Last week, a California judge struck down the state’s teacher tenure and seniority policies. Rolf M. Treu, Los Angeles County Superior Court Judge, declared the state’s laws governing job security unconstitutional “because they harmed predominantly low-income, minority students by allowing incompetent instructors to remain in the classroom.” Treu went on to say that the policy imposes “a real and appreciable impact on students' fundamental right to equality of education…the evidence is compelling. Indeed, it shocks the conscience."
Many outside the field of education may not be clear on what the policies of teacher tenure and teacher seniority entail. While specifics vary from state to state, generally speaking, teacher tenure is a policy in which a teacher is entitled to due process when they are threatened with dismissal. While this sounds good on the surface, the process “is exceedingly tedious for administrators,” taking years and costing hundreds of thousands of dollars in legal fees. For this reason, many consider tenure to be a “lifetime contract” for a teacher, one that is difficult if not impossible to sever once it has been established. As for the seniority policy, this generally states that teachers who have been in the district longer have seniority over teachers with less time in the district in regards to job security. For example, teacher A may have taught in the district for eleven years while teacher B has taught for eight years. If teacher A’s position is eliminated, she may “bump” teacher B and take his position, provided she has proper certification for said position. At that point, teacher B may “bump” someone with fewer years than he has, and so on. Only experience within the particular district is considered, meaning a teacher with fewer years of total experience may bump a teacher with higher years of experience who is newer to the particular district.
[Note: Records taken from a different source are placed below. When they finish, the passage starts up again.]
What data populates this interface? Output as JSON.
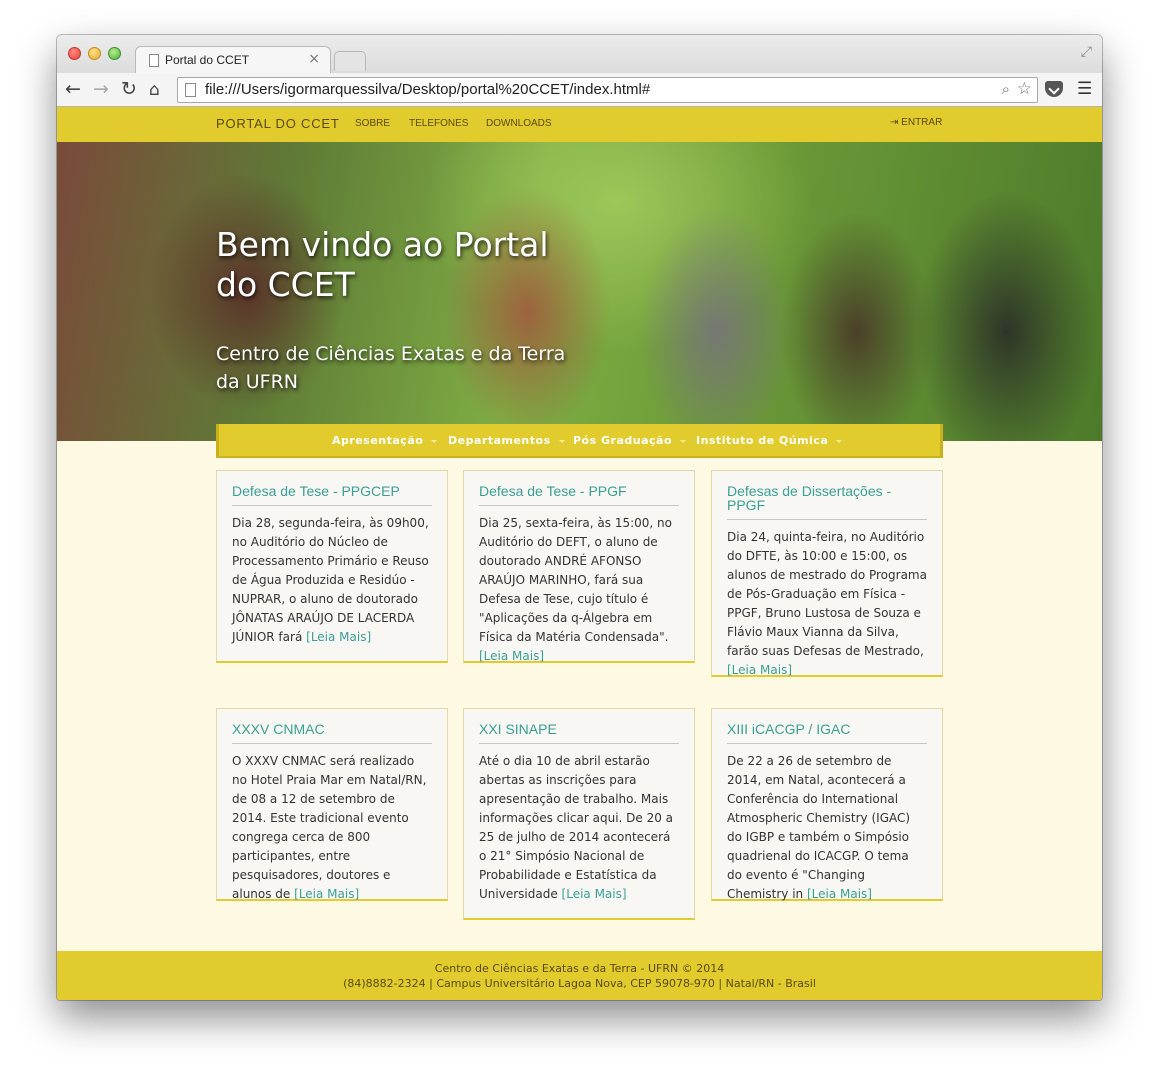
{
  "browser": {
    "tab_title": "Portal do CCET",
    "tab_close": "×",
    "url": "file:///Users/igormarquessilva/Desktop/portal%20CCET/index.html#",
    "icons": {
      "back": "back-arrow-icon",
      "forward": "forward-arrow-icon",
      "reload": "reload-icon",
      "home": "home-icon",
      "search": "magnifier-icon",
      "bookmark": "star-icon",
      "pocket": "pocket-icon",
      "menu": "hamburger-menu-icon"
    }
  },
  "topnav": {
    "brand": "PORTAL DO CCET",
    "links": [
      "SOBRE",
      "TELEFONES",
      "DOWNLOADS"
    ],
    "login": "ENTRAR"
  },
  "hero": {
    "title": "Bem vindo ao Portal do CCET",
    "subtitle": "Centro de Ciências Exatas e da Terra da UFRN"
  },
  "subnav": {
    "items": [
      "Apresentação",
      "Departamentos",
      "Pós Graduação",
      "Instituto de Qúmica"
    ]
  },
  "cards": [
    {
      "title": "Defesa de Tese - PPGCEP",
      "text": "Dia 28, segunda-feira, às 09h00, no Auditório do Núcleo de Processamento Primário e Reuso de Água Produzida e Residúo - NUPRAR, o aluno de doutorado JÔNATAS ARAÚJO DE LACERDA JÚNIOR fará",
      "more": "[Leia Mais]"
    },
    {
      "title": "Defesa de Tese - PPGF",
      "text": "Dia 25, sexta-feira, às 15:00, no Auditório do DEFT, o aluno de doutorado ANDRÉ AFONSO ARAÚJO MARINHO, fará sua Defesa de Tese, cujo título é \"Aplicações da q-Álgebra em Física da Matéria Condensada\".",
      "more": "[Leia Mais]"
    },
    {
      "title": "Defesas de Dissertações - PPGF",
      "text": "Dia 24, quinta-feira, no Auditório do DFTE, às 10:00 e 15:00, os alunos de mestrado do Programa de Pós-Graduação em Física - PPGF, Bruno Lustosa de Souza e Flávio Maux Vianna da Silva, farão suas Defesas de Mestrado,",
      "more": "[Leia Mais]"
    },
    {
      "title": "XXXV CNMAC",
      "text": "O XXXV CNMAC será realizado no Hotel Praia Mar em Natal/RN, de 08 a 12 de setembro de 2014. Este tradicional evento congrega cerca de 800 participantes, entre pesquisadores, doutores e alunos de",
      "more": "[Leia Mais]"
    },
    {
      "title": "XXI SINAPE",
      "text": "Até o dia 10 de abril estarão abertas as inscrições para apresentação de trabalho. Mais informações clicar aqui. De 20 a 25 de julho de 2014 acontecerá o 21° Simpósio Nacional de Probabilidade e Estatística da Universidade",
      "more": "[Leia Mais]"
    },
    {
      "title": "XIII iCACGP / IGAC",
      "text": "De 22 a 26 de setembro de 2014, em Natal, acontecerá a Conferência do International Atmospheric Chemistry (IGAC) do IGBP e também o Simpósio quadrienal do ICACGP. O tema do evento é \"Changing Chemistry in",
      "more": "[Leia Mais]"
    }
  ],
  "footer": {
    "line1": "Centro de Ciências Exatas e da Terra - UFRN © 2014",
    "line2": "(84)8882-2324 | Campus Universitário Lagoa Nova, CEP 59078-970 | Natal/RN - Brasil"
  }
}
This is commonly referred to as “last hired, first fired.”
Education has changed and education policy should change, too.
In states where tenure is offered, teachers must complete a probationary period prior to being given tenure. The District of Columbia has no set time period before which a teacher may be given tenure. In some states this period is as little as one year; in most (32 states), it is a three-year period. During that three years, a teacher may be fired for any reason, but after the three years, once tenure is granted, it is extremely difficult to remove a teacher, even if he/she is performing poorly. Tenure is often given to virtually any teacher who completes the probationary teaching period–in 2010 in New York, only 0.4 percent of those eligible were denied tenure. Some states do not offer tenure, including Iowa, the state where I currently teach. Instead, teachers sign yearly contracts, which are distributed in late spring for the next school year. At any time a district may decide not to offer a contract to a teacher, regardless of the number of years that teacher has taught.
Over the course of my teaching career I have taught in five different states, some of which were states with tenure policies. When I taught second grade in a suburb of Wichita, Kansas, I experienced the drawbacks of tenure firsthand. As probationary teacher, I was frequently told by tenured teachers not to speak up at staff meetings or district trainings. This, I was told, was too risky, as I could lose my job over something that I said. Just wait three years, I was told, and then you can say anything you want. I was not a fan of this tenure policy at all; it made probationary teachers feel as though we were not yet legitimate teachers with valuable insights, because we were never allowed to speak up and share our ideas. Conversely, it gave many tenured teachers a sense of entitlement to call all of the shots while non-tenured teachers had to “go along to get along”.
Kids deserve the best and brightest.
Some would argue tenure is necessary to prevent the firing of teachers for arbitrary reasons. In my experience in non-tenure states, including Iowa, I have not seen that to be the case. The only teachers I have seen removed from their positions are those who have violated moral/ethical clauses in their contracts, or who have had multiple years were their performance evaluations have shown that they are not adequately carrying out the duties of their position. Like Judge Treu in California, I believe tenure policy threatens students’ rights to a quality education. If a teacher is evaluated regularly and found to be carrying out the duties of their position, they should keep their job. If a teacher is not fulfilling their end of the contract, they should be at risk of losing their position. As a teacher, we are responsible for the children in our classroom–this is a sacred trust. As a parent, I do not want my child to have their chance at a quality education shortchanged because a district was afraid to fire an ineffective teacher. One expert who testified in the California case noted “a single year in a classroom with a bad teacher costs pupils $1.4 million in lifetime earnings per classroom”.
For those worrying that good teachers will be fired for no reason or that older teachers will be removed so that districts can save money with newer teachers and smaller salaries, this worry is unfounded. Employment laws have changed in the decades since tenure was first established, and teachers, like other workers, have greater legal rights when it comes to challenging termination of employment. Originally, tenure was established to prevent teacher firing for arbitrary reasons, such as age, gender or nationality. Today’s laws already protect people from being fired for such reasons, meaning we no longer need tenure as a safeguard. It is a system that has long since outlived its usefulness, and one which needs to go.